Saved data entries:

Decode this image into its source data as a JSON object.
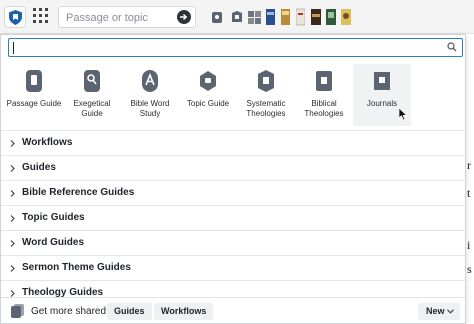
{
  "toolbar": {
    "search_placeholder": "Passage or topic",
    "resource_icons": [
      "resource-icon-1",
      "resource-icon-2",
      "resource-icon-3",
      "resource-icon-4",
      "resource-icon-5",
      "resource-icon-6",
      "resource-icon-7",
      "resource-icon-8",
      "resource-icon-9"
    ]
  },
  "panel": {
    "filter_value": "",
    "tiles": [
      {
        "label": "Passage Guide",
        "icon": "passage-guide-icon"
      },
      {
        "label": "Exegetical Guide",
        "icon": "exegetical-guide-icon"
      },
      {
        "label": "Bible Word Study",
        "icon": "bible-word-study-icon"
      },
      {
        "label": "Topic Guide",
        "icon": "topic-guide-icon"
      },
      {
        "label": "Systematic Theologies",
        "icon": "systematic-theologies-icon"
      },
      {
        "label": "Biblical Theologies",
        "icon": "biblical-theologies-icon"
      },
      {
        "label": "Journals",
        "icon": "journals-icon"
      }
    ],
    "sections": [
      {
        "label": "Workflows"
      },
      {
        "label": "Guides"
      },
      {
        "label": "Bible Reference Guides"
      },
      {
        "label": "Topic Guides"
      },
      {
        "label": "Word Guides"
      },
      {
        "label": "Sermon Theme Guides"
      },
      {
        "label": "Theology Guides"
      }
    ],
    "footer": {
      "prompt": "Get more shared:",
      "guides_label": "Guides",
      "workflows_label": "Workflows",
      "new_label": "New"
    }
  },
  "colors": {
    "accent": "#2e7fc0",
    "icon_gray": "#5b6470",
    "toolbar_bg": "#f4f4f4"
  }
}
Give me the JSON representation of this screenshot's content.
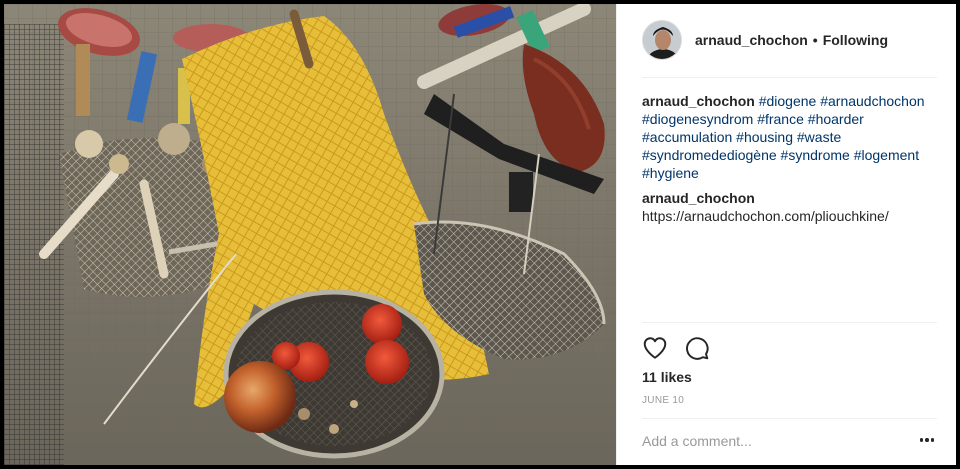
{
  "post": {
    "author": {
      "username": "arnaud_chochon",
      "separator": "•",
      "follow_state": "Following"
    },
    "caption": {
      "username": "arnaud_chochon",
      "hashtags": [
        "#diogene",
        "#arnaudchochon",
        "#diogenesyndrom",
        "#france",
        "#hoarder",
        "#accumulation",
        "#housing",
        "#waste",
        "#syndromedediogène",
        "#syndrome",
        "#logement",
        "#hygiene"
      ]
    },
    "comment": {
      "username": "arnaud_chochon",
      "text": "https://arnaudchochon.com/pliouchkine/"
    },
    "likes_text": "11 likes",
    "date_text": "JUNE 10",
    "comment_placeholder": "Add a comment..."
  },
  "icons": {
    "like": "heart-icon",
    "comment": "speech-bubble-icon",
    "more": "more-options-icon"
  },
  "colors": {
    "text": "#262626",
    "hashtag": "#003569",
    "muted": "#999999",
    "divider": "#efefef"
  }
}
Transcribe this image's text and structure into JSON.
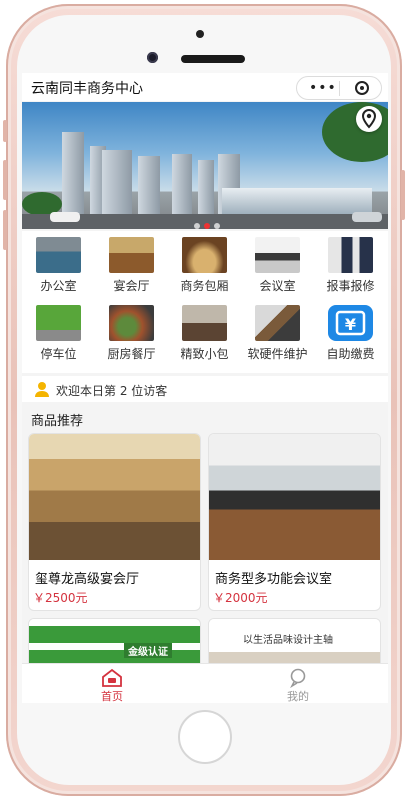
{
  "app": {
    "title": "云南同丰商务中心"
  },
  "capsule": {
    "more_icon": "more-icon",
    "close_icon": "target-icon"
  },
  "banner": {
    "icon": "location-pin-icon",
    "indicator_count": 3,
    "active_index": 1
  },
  "categories": [
    {
      "label": "办公室",
      "icon": "office-photo"
    },
    {
      "label": "宴会厅",
      "icon": "banquet-hall-photo"
    },
    {
      "label": "商务包厢",
      "icon": "private-room-photo"
    },
    {
      "label": "会议室",
      "icon": "meeting-room-photo"
    },
    {
      "label": "报事报修",
      "icon": "customer-service-photo"
    },
    {
      "label": "停车位",
      "icon": "parking-photo"
    },
    {
      "label": "厨房餐厅",
      "icon": "kitchen-photo"
    },
    {
      "label": "精致小包",
      "icon": "small-room-photo"
    },
    {
      "label": "软硬件维护",
      "icon": "hardware-photo"
    },
    {
      "label": "自助缴费",
      "icon": "payment-icon"
    }
  ],
  "visitor": {
    "text": "欢迎本日第 2 位访客"
  },
  "recommend": {
    "title": "商品推荐",
    "items": [
      {
        "name": "玺尊龙高级宴会厅",
        "price": "￥2500元"
      },
      {
        "name": "商务型多功能会议室",
        "price": "￥2000元"
      },
      {
        "name": "",
        "price": "",
        "badge_text": "金级认证"
      },
      {
        "name": "",
        "price": "",
        "banner_text": "以生活品味设计主轴"
      }
    ]
  },
  "tabbar": {
    "tabs": [
      {
        "label": "首页",
        "icon": "home-icon",
        "active": true
      },
      {
        "label": "我的",
        "icon": "user-icon",
        "active": false
      }
    ],
    "active_color": "#d4333f",
    "inactive_color": "#999999"
  }
}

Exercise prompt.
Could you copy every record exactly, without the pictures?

Finished task.
Decode this image into its source data as a JSON object.
{
  "toolbar": {
    "search_placeholder": "Passage or topic",
    "resource_icons": [
      "resource-icon-1",
      "resource-icon-2",
      "resource-icon-3",
      "resource-icon-4",
      "resource-icon-5",
      "resource-icon-6",
      "resource-icon-7",
      "resource-icon-8",
      "resource-icon-9"
    ]
  },
  "panel": {
    "filter_value": "",
    "tiles": [
      {
        "label": "Passage Guide",
        "icon": "passage-guide-icon"
      },
      {
        "label": "Exegetical Guide",
        "icon": "exegetical-guide-icon"
      },
      {
        "label": "Bible Word Study",
        "icon": "bible-word-study-icon"
      },
      {
        "label": "Topic Guide",
        "icon": "topic-guide-icon"
      },
      {
        "label": "Systematic Theologies",
        "icon": "systematic-theologies-icon"
      },
      {
        "label": "Biblical Theologies",
        "icon": "biblical-theologies-icon"
      },
      {
        "label": "Journals",
        "icon": "journals-icon"
      }
    ],
    "sections": [
      {
        "label": "Workflows"
      },
      {
        "label": "Guides"
      },
      {
        "label": "Bible Reference Guides"
      },
      {
        "label": "Topic Guides"
      },
      {
        "label": "Word Guides"
      },
      {
        "label": "Sermon Theme Guides"
      },
      {
        "label": "Theology Guides"
      }
    ],
    "footer": {
      "prompt": "Get more shared:",
      "guides_label": "Guides",
      "workflows_label": "Workflows",
      "new_label": "New"
    }
  },
  "colors": {
    "accent": "#2e7fc0",
    "icon_gray": "#5b6470",
    "toolbar_bg": "#f4f4f4"
  }
}
Give me the JSON representation of this screenshot's content.
{
  "post": {
    "author": {
      "username": "arnaud_chochon",
      "separator": "•",
      "follow_state": "Following"
    },
    "caption": {
      "username": "arnaud_chochon",
      "hashtags": [
        "#diogene",
        "#arnaudchochon",
        "#diogenesyndrom",
        "#france",
        "#hoarder",
        "#accumulation",
        "#housing",
        "#waste",
        "#syndromedediogène",
        "#syndrome",
        "#logement",
        "#hygiene"
      ]
    },
    "comment": {
      "username": "arnaud_chochon",
      "text": "https://arnaudchochon.com/pliouchkine/"
    },
    "likes_text": "11 likes",
    "date_text": "JUNE 10",
    "comment_placeholder": "Add a comment..."
  },
  "icons": {
    "like": "heart-icon",
    "comment": "speech-bubble-icon",
    "more": "more-options-icon"
  },
  "colors": {
    "text": "#262626",
    "hashtag": "#003569",
    "muted": "#999999",
    "divider": "#efefef"
  }
}
Transcribe this image's text and structure into JSON.
{
  "app": {
    "title": "云南同丰商务中心"
  },
  "capsule": {
    "more_icon": "more-icon",
    "close_icon": "target-icon"
  },
  "banner": {
    "icon": "location-pin-icon",
    "indicator_count": 3,
    "active_index": 1
  },
  "categories": [
    {
      "label": "办公室",
      "icon": "office-photo"
    },
    {
      "label": "宴会厅",
      "icon": "banquet-hall-photo"
    },
    {
      "label": "商务包厢",
      "icon": "private-room-photo"
    },
    {
      "label": "会议室",
      "icon": "meeting-room-photo"
    },
    {
      "label": "报事报修",
      "icon": "customer-service-photo"
    },
    {
      "label": "停车位",
      "icon": "parking-photo"
    },
    {
      "label": "厨房餐厅",
      "icon": "kitchen-photo"
    },
    {
      "label": "精致小包",
      "icon": "small-room-photo"
    },
    {
      "label": "软硬件维护",
      "icon": "hardware-photo"
    },
    {
      "label": "自助缴费",
      "icon": "payment-icon"
    }
  ],
  "visitor": {
    "text": "欢迎本日第 2 位访客"
  },
  "recommend": {
    "title": "商品推荐",
    "items": [
      {
        "name": "玺尊龙高级宴会厅",
        "price": "￥2500元"
      },
      {
        "name": "商务型多功能会议室",
        "price": "￥2000元"
      },
      {
        "name": "",
        "price": "",
        "badge_text": "金级认证"
      },
      {
        "name": "",
        "price": "",
        "banner_text": "以生活品味设计主轴"
      }
    ]
  },
  "tabbar": {
    "tabs": [
      {
        "label": "首页",
        "icon": "home-icon",
        "active": true
      },
      {
        "label": "我的",
        "icon": "user-icon",
        "active": false
      }
    ],
    "active_color": "#d4333f",
    "inactive_color": "#999999"
  }
}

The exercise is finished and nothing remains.